US sugar reexport programs, established in 1984, are another policy for bolstering the sugar market. There are two reexport programs—one is the Refined Sugar Re-Export Program for licensed raw sugarcane refiners; the other is the Sugar-Containing Product Re-Export Program, which benefits food processors.96 Both reexport programs are controversial because raw cane sugar imports under these programs are not subject to TRQs.97 How- ever, these reexport programs allow the US processors to remain competi- tive in world markets. Of the two programs, the US Sugar-Containing Product Re-Export Program is more contentious for Canada because ben- efits extend to a broader range of industrial sugar users and affect a greater volume of sugar exports.98 In 1996, Canada initiated a NAFTA Chapter 20 consultation with the United States over the reexport programs. In 1997, Canada dropped the NAFTA consultations in exchange for a mutual un- derstanding that preserved a fixed share of existing quotas. The bilateral agreement did not, however, address Canadian market access concerns. As of 2001, Canada’s access to the US refined sugar market was significantly lower than Mexico’s—10,300 tons compared with Mexico’s 140,742 tons.
The Mexican government subsidizes sugar through a combination of high import tariffs, domestic sugar production quotas, debt restructuring ini- tiatives, and tax breaks. As a result, Mexico increased sugar production from 3.8 million metric tons in 1994 to 5.3 million metric tons in 2003. As of 2003, Mexico was exporting about 0.4 million metric tons of sugar per year. 99
96. The Refined Sugar Re-Export Program allows licensed firms to import sugar at world prices (i.e., below US sugar prices) for refining and export, or for sale to licensed manufac- turers of sugar-containing products that will be sold on world markets. While there are no limits on the quantity of sugar imports, the program had only eight licensed raw sugarcane refiners. Under the US Sugar-Containing Products Re-Export Program, US firms can buy sugar from any licensed refiner (refiners that will use world-priced sugar) for use in prod- ucts that will be reexported onto the world market. According to the USDA’s Foreign Agri- cultural Service, about 325 food-processing firms are licensed to participate in this program.
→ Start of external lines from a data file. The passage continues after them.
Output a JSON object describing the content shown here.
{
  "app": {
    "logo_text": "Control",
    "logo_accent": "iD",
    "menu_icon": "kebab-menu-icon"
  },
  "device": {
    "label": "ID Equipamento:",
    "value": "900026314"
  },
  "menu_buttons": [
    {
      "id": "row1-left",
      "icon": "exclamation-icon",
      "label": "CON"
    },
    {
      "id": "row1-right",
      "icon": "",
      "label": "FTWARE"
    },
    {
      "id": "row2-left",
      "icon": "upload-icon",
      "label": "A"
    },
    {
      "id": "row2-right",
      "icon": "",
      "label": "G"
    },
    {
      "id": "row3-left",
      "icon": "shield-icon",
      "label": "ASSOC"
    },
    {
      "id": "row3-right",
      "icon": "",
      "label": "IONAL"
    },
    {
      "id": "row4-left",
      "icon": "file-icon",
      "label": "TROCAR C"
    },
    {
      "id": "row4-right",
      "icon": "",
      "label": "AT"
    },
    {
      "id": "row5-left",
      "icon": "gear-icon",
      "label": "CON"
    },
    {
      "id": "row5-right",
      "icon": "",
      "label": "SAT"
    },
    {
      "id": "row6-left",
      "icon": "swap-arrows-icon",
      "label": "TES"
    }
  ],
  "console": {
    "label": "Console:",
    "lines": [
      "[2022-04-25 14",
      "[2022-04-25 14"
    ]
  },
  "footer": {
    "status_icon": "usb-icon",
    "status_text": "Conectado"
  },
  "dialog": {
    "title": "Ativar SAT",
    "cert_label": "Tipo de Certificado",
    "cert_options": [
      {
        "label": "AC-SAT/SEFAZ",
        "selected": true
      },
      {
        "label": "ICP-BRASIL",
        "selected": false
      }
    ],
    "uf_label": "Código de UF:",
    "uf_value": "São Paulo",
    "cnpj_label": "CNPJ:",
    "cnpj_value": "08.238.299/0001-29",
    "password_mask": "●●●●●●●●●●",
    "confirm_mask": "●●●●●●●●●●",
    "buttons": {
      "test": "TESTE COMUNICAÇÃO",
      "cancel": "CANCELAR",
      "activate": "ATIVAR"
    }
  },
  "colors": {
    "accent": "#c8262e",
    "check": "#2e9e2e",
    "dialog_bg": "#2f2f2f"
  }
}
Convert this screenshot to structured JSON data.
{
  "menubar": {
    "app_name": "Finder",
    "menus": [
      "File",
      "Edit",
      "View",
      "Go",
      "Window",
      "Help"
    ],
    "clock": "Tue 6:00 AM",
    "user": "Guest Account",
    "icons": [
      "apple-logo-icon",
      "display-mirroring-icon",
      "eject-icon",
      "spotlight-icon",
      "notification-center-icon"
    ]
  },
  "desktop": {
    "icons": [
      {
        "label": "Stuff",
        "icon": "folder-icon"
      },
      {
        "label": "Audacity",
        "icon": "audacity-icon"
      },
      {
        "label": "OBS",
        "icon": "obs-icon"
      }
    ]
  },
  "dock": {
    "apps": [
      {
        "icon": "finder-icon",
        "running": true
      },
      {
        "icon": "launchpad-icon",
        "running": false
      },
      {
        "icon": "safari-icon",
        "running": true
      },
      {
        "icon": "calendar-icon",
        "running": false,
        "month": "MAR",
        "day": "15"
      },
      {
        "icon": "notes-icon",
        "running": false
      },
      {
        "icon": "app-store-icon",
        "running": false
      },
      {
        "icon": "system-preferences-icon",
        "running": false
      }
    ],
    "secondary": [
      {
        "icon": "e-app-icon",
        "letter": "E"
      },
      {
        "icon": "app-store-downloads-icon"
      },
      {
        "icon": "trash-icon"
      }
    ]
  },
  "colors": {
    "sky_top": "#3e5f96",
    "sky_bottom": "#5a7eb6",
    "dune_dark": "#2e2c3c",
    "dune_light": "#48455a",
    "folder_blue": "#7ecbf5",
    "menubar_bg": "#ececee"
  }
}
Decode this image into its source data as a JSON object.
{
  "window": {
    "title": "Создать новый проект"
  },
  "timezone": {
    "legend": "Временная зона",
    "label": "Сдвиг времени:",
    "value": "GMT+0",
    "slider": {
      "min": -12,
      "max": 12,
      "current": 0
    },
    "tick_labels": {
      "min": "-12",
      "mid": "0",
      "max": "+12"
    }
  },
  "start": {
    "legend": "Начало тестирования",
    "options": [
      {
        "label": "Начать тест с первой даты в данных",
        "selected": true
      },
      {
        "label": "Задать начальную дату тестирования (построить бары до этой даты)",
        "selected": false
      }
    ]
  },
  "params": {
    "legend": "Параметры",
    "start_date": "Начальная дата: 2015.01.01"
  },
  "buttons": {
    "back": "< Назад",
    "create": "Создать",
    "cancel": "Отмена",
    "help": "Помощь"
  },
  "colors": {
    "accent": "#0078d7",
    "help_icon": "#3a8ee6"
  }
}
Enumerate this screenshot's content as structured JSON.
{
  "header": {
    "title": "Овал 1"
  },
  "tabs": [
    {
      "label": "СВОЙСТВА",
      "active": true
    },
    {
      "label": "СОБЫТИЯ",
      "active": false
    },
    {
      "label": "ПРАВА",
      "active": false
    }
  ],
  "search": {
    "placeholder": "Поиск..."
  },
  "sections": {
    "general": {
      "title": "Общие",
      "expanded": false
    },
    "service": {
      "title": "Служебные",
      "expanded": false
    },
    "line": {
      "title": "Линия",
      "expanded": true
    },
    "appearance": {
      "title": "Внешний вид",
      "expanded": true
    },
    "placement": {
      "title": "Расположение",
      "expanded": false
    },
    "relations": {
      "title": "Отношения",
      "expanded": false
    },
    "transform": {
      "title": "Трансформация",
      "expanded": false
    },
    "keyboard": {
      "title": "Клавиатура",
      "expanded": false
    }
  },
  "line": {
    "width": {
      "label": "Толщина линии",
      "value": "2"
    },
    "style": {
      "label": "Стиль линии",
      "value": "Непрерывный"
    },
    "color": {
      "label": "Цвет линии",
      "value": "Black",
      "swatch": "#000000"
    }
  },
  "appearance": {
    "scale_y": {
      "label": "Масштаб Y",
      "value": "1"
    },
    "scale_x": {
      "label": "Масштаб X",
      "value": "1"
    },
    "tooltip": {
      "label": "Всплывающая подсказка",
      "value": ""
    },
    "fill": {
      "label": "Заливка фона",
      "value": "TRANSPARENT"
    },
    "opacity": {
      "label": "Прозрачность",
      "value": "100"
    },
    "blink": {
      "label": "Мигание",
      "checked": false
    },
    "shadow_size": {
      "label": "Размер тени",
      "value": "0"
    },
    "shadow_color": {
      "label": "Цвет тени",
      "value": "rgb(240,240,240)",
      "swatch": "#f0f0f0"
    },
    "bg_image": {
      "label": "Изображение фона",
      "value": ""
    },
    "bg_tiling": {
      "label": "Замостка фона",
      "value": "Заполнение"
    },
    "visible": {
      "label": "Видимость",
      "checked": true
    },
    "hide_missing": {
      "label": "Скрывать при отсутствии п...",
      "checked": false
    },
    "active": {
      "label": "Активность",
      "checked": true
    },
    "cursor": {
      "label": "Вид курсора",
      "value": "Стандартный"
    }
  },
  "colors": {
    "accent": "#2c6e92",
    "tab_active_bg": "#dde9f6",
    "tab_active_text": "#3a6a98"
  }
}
See Haley and Suarez (2002) and USDA FAS (2002).
97. Imports and exports under the two programs averaged between 300,000 and 400,000 short tons raw value between fiscal years 1995 and 1999.
98. Eligible participants under the Sugar-Containing Products Re-Export Program include major industrial sugar users, small firms, and agricultural cooperatives. The total number of food processing firms benefiting from this program increased from 150 during the 1980s to 325 in 2002. During the same period, the volume of quota-exempt sugar exports jumped by about 160 percent from 50,000 tons to 130,000 tons. See also USDA FAS (2002).
99. Based on average Mexican sugar exports since 1998. See David Orden’s testimony (July 26, 2000). See also LMC International (2003).